Hindu Business Line
Bangkok, July 29 2004
INDIA will take a hard re-look at the free trade agreement with Thailand which the Vajpayee Government initiated last year.
The Prime Minister, Dr Manmohan Singh, announced the changed position of the Indian Government on board the special aircraft to Bangkok on Thursday, where he will take part in the first summit of BIMST-EC.
The summit features leaders of seven countries around the Bay of Bengal: Bangladesh, India, Myanmar, Sri Lanka, Thailand, Nepal and Bhutan. The aim of the forum is to find ways to expand economic cooperation. Dr Singh explained that it was only two months since his Government took office, and therefore it needed more time to study the implications of the agreement.
He, however, made it clear that the first part of the agreement that allows some 80 goods to be traded at lower duties starting September 1 - known as the early harvest programme - would go ahead as scheduled. In fact, he and the Thailand Prime Minister, Mr Thaksin Shinawatra, are expected to sign the papers at a bilateral meeting on Friday that would launch the arrangement. These 80 items, such as apples and mangoes, constitute some 7 per cent of trade between the two countries.

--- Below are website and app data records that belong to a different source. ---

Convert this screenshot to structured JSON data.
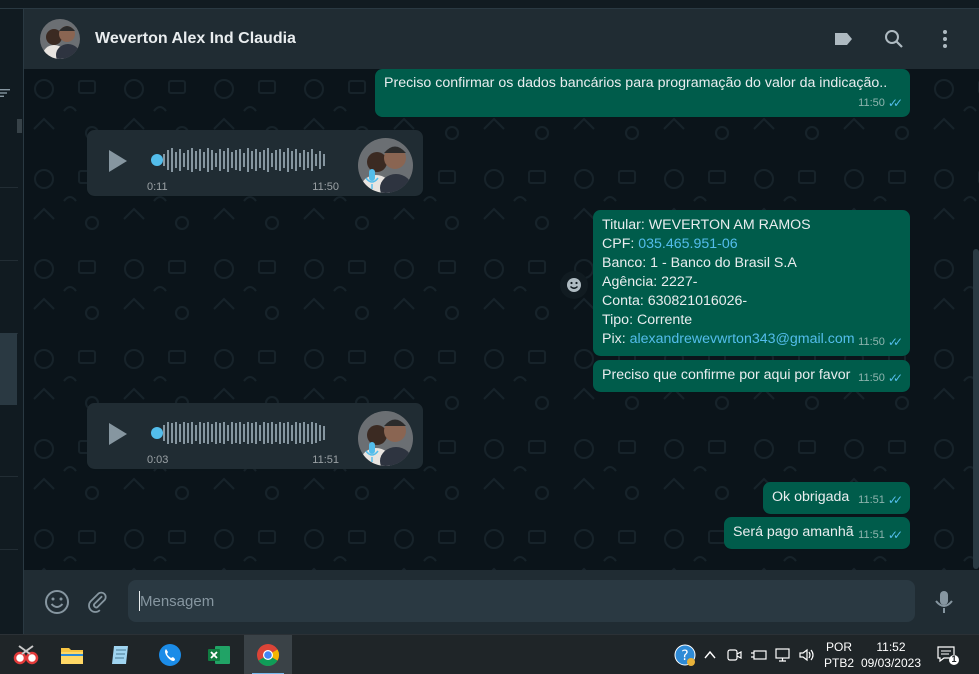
{
  "chat": {
    "contact_name": "Weverton Alex Ind Claudia",
    "input_placeholder": "Mensagem",
    "messages": [
      {
        "type": "text",
        "dir": "out",
        "text": "Preciso confirmar os dados bancários para programação do valor da indicação..",
        "time": "11:50"
      },
      {
        "type": "voice",
        "dir": "in",
        "duration": "0:11",
        "time": "11:50"
      },
      {
        "type": "text",
        "dir": "out",
        "lines": [
          "Titular: WEVERTON AM RAMOS",
          "CPF: ",
          "035.465.951-06",
          "Banco: 1 - Banco do Brasil S.A",
          "Agência: 2227-",
          "Conta: 630821016026-",
          "Tipo: Corrente",
          "Pix: ",
          "alexandrewevwrton343@gmail.com"
        ],
        "time": "11:50"
      },
      {
        "type": "text",
        "dir": "out",
        "text": "Preciso que confirme por aqui por favor",
        "time": "11:50"
      },
      {
        "type": "voice",
        "dir": "in",
        "duration": "0:03",
        "time": "11:51"
      },
      {
        "type": "text",
        "dir": "out",
        "text": "Ok obrigada",
        "time": "11:51"
      },
      {
        "type": "text",
        "dir": "out",
        "text": "Será pago amanhã",
        "time": "11:51"
      }
    ]
  },
  "taskbar": {
    "lang_top": "POR",
    "lang_bottom": "PTB2",
    "time": "11:52",
    "date": "09/03/2023",
    "notification_count": "1",
    "apps": [
      "snipping-tool",
      "file-explorer",
      "notepad",
      "phone-app",
      "excel",
      "chrome"
    ]
  },
  "colors": {
    "outgoing_bubble": "#005c4b",
    "incoming_bubble": "#202c33",
    "header": "#202c33",
    "background": "#0b141a",
    "read_ticks": "#53bdeb"
  }
}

The timetable for reducing tariffs on other goods was to have been worked out over the next two years. But the re-look that Dr Singh has promised is expected to change the schedule.
The Prime Minister’s statement should, in particular, soothe some members of the Indian automobile and auto component industry, which has been apprehensive of the impact that cheap imports from Thailand could make. Producers, including car-maker Hyundai, have been vocal in their opposition, with one of them even suggesting that it could lead to the "de-industrialisation" of India.

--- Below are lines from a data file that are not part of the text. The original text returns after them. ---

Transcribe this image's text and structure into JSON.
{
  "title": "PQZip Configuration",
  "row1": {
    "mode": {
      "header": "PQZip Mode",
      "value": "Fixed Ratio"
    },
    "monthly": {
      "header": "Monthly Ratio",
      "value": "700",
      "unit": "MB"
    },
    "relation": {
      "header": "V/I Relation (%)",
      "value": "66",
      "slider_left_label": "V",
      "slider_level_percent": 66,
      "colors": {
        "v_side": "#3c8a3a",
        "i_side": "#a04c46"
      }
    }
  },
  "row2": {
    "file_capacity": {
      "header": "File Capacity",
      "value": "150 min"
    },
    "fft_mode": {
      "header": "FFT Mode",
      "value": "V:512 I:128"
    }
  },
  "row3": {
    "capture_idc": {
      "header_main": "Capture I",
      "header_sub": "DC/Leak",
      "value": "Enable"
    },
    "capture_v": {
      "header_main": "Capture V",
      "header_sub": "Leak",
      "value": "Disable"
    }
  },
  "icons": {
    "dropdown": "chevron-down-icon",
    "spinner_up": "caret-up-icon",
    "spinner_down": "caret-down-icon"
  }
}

Thailand has seen substantial investments from auto and component makers in recent years, as it bids to be "the Detroit of the East".

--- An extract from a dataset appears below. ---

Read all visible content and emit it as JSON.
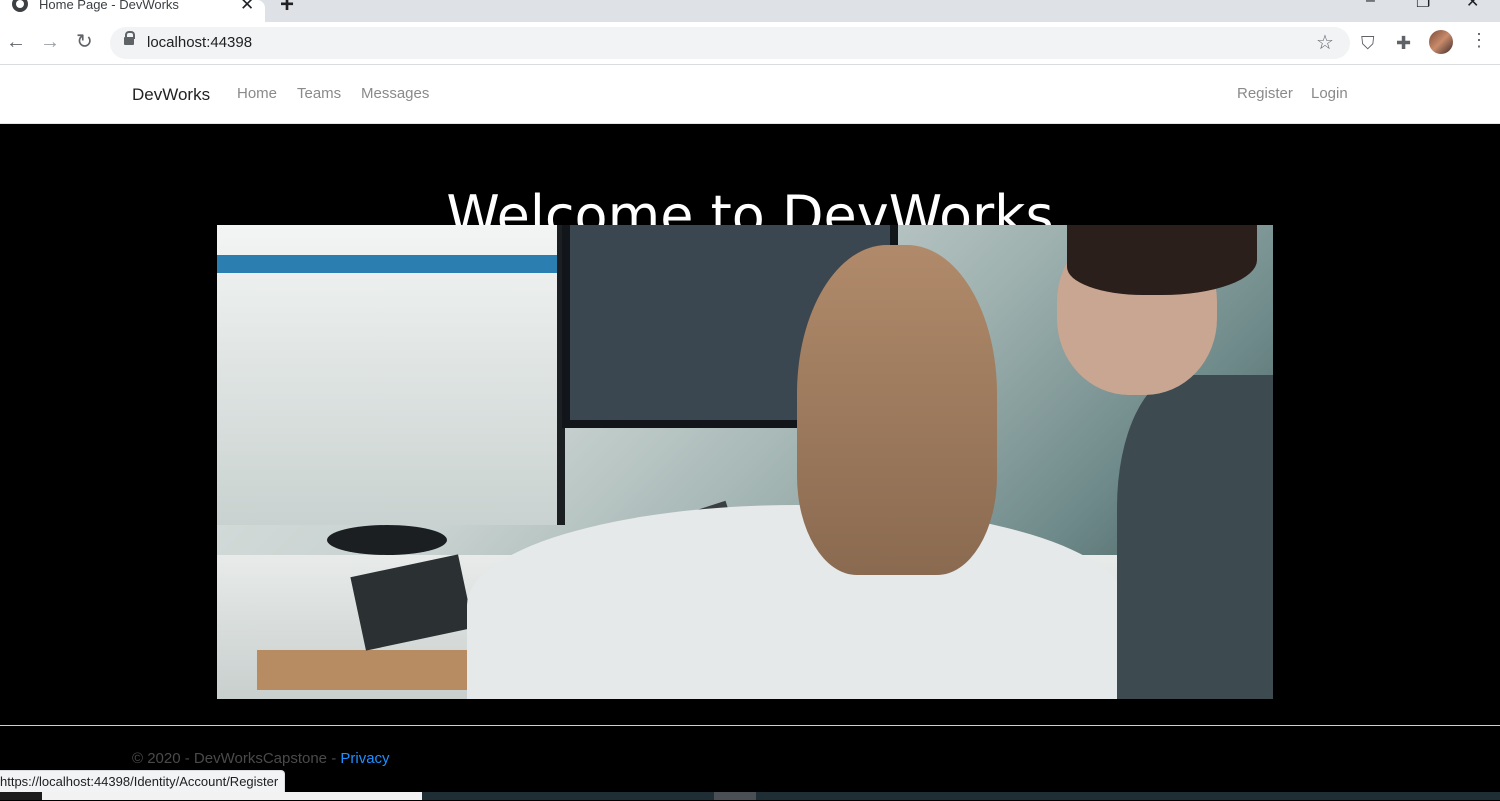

There was no immediate response from the Thailand government, but a representative of Thailand’s industry did express surprise and disappointment. "There is no reason for Indian industry to fear," assured Mr Satish Sehgal, Director, Board of Trade of Thailand.